England's Gang of Four, which sold out the Bayou last night, is an invigorating group operating on three distinct levels. The first is theoretical: to expand and politicize the vocabulary and impact of rock music while retaining an accessible, non-elitist position. The group's socialist overview is certainly unusual, though not unique in the rock world.
The second level finds them subverting through entertainment. This philosophy is particularly evident on the band's limited recorded output. Terse, snappy lyrics dominate spare yet powerful dance rhythms. With the exception of a brief psychedelic guitar flurry on "Anthrax," Gang of Four is essentially a relentless rhythm machine designed to convey the lyrics of their angry intelligence directly to the troops.
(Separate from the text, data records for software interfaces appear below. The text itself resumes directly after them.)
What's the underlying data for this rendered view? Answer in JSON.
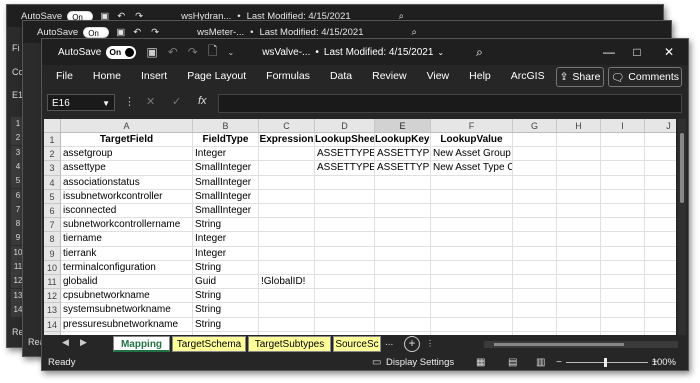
{
  "back_window_1": {
    "autosave_label": "AutoSave",
    "toggle_label": "On",
    "filename": "wsHydran...",
    "modified": "Last Modified: 4/15/2021",
    "side_labels": [
      "Fi",
      "Co",
      "E1"
    ],
    "row_numbers": [
      "1",
      "2",
      "3",
      "4",
      "5",
      "6",
      "7",
      "8",
      "9",
      "10",
      "11",
      "12",
      "13",
      "14"
    ],
    "status_text": "Re"
  },
  "back_window_2": {
    "autosave_label": "AutoSave",
    "toggle_label": "On",
    "filename": "wsMeter-...",
    "modified": "Last Modified: 4/15/2021",
    "status_text": "Rea"
  },
  "main_window": {
    "autosave_label": "AutoSave",
    "toggle_label": "On",
    "filename": "wsValve-...",
    "separator": "•",
    "modified": "Last Modified: 4/15/2021",
    "dropdown": "⌄",
    "window_controls": [
      "—",
      "□",
      "✕"
    ]
  },
  "menu": [
    "File",
    "Home",
    "Insert",
    "Page Layout",
    "Formulas",
    "Data",
    "Review",
    "View",
    "Help",
    "ArcGIS"
  ],
  "share_label": "Share",
  "comments_label": "Comments",
  "formula_bar": {
    "name_box": "E16",
    "fx": "fx",
    "value": ""
  },
  "sheet": {
    "columns": [
      "A",
      "B",
      "C",
      "D",
      "E",
      "F",
      "G",
      "H",
      "I",
      "J"
    ],
    "selected_column": "E",
    "rows": [
      [
        "TargetField",
        "FieldType",
        "Expression",
        "LookupSheet",
        "LookupKeys",
        "LookupValue",
        "",
        "",
        "",
        ""
      ],
      [
        "assetgroup",
        "Integer",
        "",
        "ASSETTYPE",
        "ASSETTYPE",
        "New Asset Group Code",
        "",
        "",
        "",
        ""
      ],
      [
        "assettype",
        "SmallInteger",
        "",
        "ASSETTYPE",
        "ASSETTYPE",
        "New Asset Type Code",
        "",
        "",
        "",
        ""
      ],
      [
        "associationstatus",
        "SmallInteger",
        "",
        "",
        "",
        "",
        "",
        "",
        "",
        ""
      ],
      [
        "issubnetworkcontroller",
        "SmallInteger",
        "",
        "",
        "",
        "",
        "",
        "",
        "",
        ""
      ],
      [
        "isconnected",
        "SmallInteger",
        "",
        "",
        "",
        "",
        "",
        "",
        "",
        ""
      ],
      [
        "subnetworkcontrollername",
        "String",
        "",
        "",
        "",
        "",
        "",
        "",
        "",
        ""
      ],
      [
        "tiername",
        "Integer",
        "",
        "",
        "",
        "",
        "",
        "",
        "",
        ""
      ],
      [
        "tierrank",
        "Integer",
        "",
        "",
        "",
        "",
        "",
        "",
        "",
        ""
      ],
      [
        "terminalconfiguration",
        "String",
        "",
        "",
        "",
        "",
        "",
        "",
        "",
        ""
      ],
      [
        "globalid",
        "Guid",
        "!GlobalID!",
        "",
        "",
        "",
        "",
        "",
        "",
        ""
      ],
      [
        "cpsubnetworkname",
        "String",
        "",
        "",
        "",
        "",
        "",
        "",
        "",
        ""
      ],
      [
        "systemsubnetworkname",
        "String",
        "",
        "",
        "",
        "",
        "",
        "",
        "",
        ""
      ],
      [
        "pressuresubnetworkname",
        "String",
        "",
        "",
        "",
        "",
        "",
        "",
        "",
        ""
      ]
    ],
    "row_numbers": [
      "1",
      "2",
      "3",
      "4",
      "5",
      "6",
      "7",
      "8",
      "9",
      "10",
      "11",
      "12",
      "13",
      "14",
      "15"
    ]
  },
  "tabs": [
    "Mapping",
    "TargetSchema",
    "TargetSubtypes",
    "SourceSc"
  ],
  "active_tab": "Mapping",
  "tabs_more": "...",
  "status": {
    "ready": "Ready",
    "display_settings": "Display Settings",
    "zoom": "100%"
  },
  "colors": {
    "tab_yellow": "#ffff99",
    "active_tab_green": "#217346",
    "chrome_dark": "#262626"
  }
}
The third level is performance, unfortunately the band's weak link. The dynamic tension and intense drive of their song constructions are not aided by the group's monotonous and frequently unintelligible singing, odd for a band so conscious of verbal impact.
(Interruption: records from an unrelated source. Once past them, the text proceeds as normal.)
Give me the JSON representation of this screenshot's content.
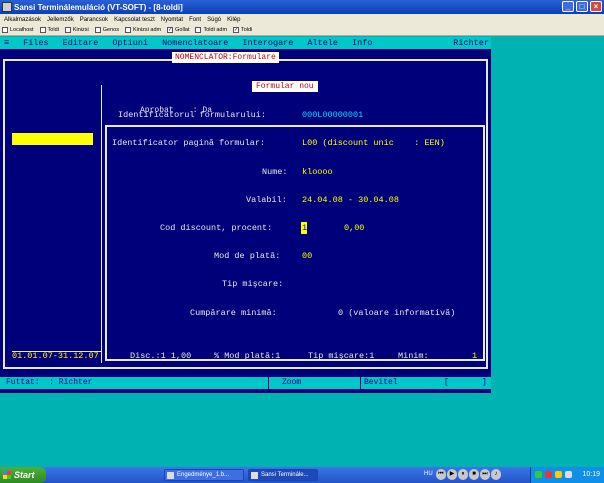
{
  "window": {
    "title": "Sansi Terminálemuláció (VT-SOFT) - [8-toldi]",
    "buttons": [
      "_",
      "□",
      "×"
    ]
  },
  "menubar": [
    "Alkalmazások",
    "Jellemzők",
    "Parancsok",
    "Kapcsolat teszt",
    "Nyomtat",
    "Font",
    "Súgó",
    "Kilép"
  ],
  "checkbar": [
    {
      "label": "Localhost",
      "checked": false
    },
    {
      "label": "Toldi",
      "checked": false
    },
    {
      "label": "Kinizsi",
      "checked": false
    },
    {
      "label": "Genos",
      "checked": false
    },
    {
      "label": "Kinizsi adm",
      "checked": false
    },
    {
      "label": "Gollat",
      "checked": true
    },
    {
      "label": "Toldi adm",
      "checked": false
    },
    {
      "label": "Toldi",
      "checked": true
    }
  ],
  "terminal": {
    "menu": [
      "≡",
      "Files",
      "Editare",
      "Optiuni",
      "Nomenclatoare",
      "Interogare",
      "Altele",
      "Info"
    ],
    "menu_right": "Richter",
    "frame_title": "NOMENCLATOR:Formulare",
    "aprobat": "Aprobat    : Da",
    "inner_title": "Formular nou",
    "fields": {
      "id_label": "Identificatorul formularului:",
      "id_value": "000L00000001",
      "page_label": "Identificator pagină formular:",
      "page_value": "L00 (discount unic    : EEN)",
      "nume_label": "Nume:",
      "nume_value": "kloooo",
      "valabil_label": "Valabil:",
      "valabil_value": "24.04.08 - 30.04.08",
      "cod_label": "Cod discount, procent:",
      "cod_value": "1",
      "procent_value": "0,00",
      "mod_label": "Mod de plată:",
      "mod_value": "00",
      "tip_label": "Tip mişcare:",
      "cump_label": "Cumpărare minimă:",
      "cump_value": "0 (valoare informativă)"
    },
    "status": {
      "period": "01.01.07-31.12.07",
      "disc": "Disc.:1 1,00",
      "mod": "% Mod plată:1",
      "tip": "Tip mişcare:1",
      "minim": "Minim:",
      "minim_value": "1"
    },
    "bottom": {
      "futtat": "Futtat:  : Richter",
      "zoom": "Zoom",
      "bevitel": "Bevitel",
      "bracket_l": "[",
      "bracket_r": "]"
    }
  },
  "taskbar": {
    "start": "Start",
    "tasks": [
      "Engedménye_1.b...",
      "Sansi Terminále..."
    ],
    "lang": "HU",
    "clock": "10:19"
  }
}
Last night's set concentrated on such familiar material as the media analysis "5.45," the portrait of alienation in "At Home, He's a Tourist," and others like "Outside the Trains Don't Run on Time" and "Return the Gift." Gang of Four make an interesting case for collective rock 'n' roll, but their overly loud cant stopped the music from achieving its intended, consciousness-raising fullness.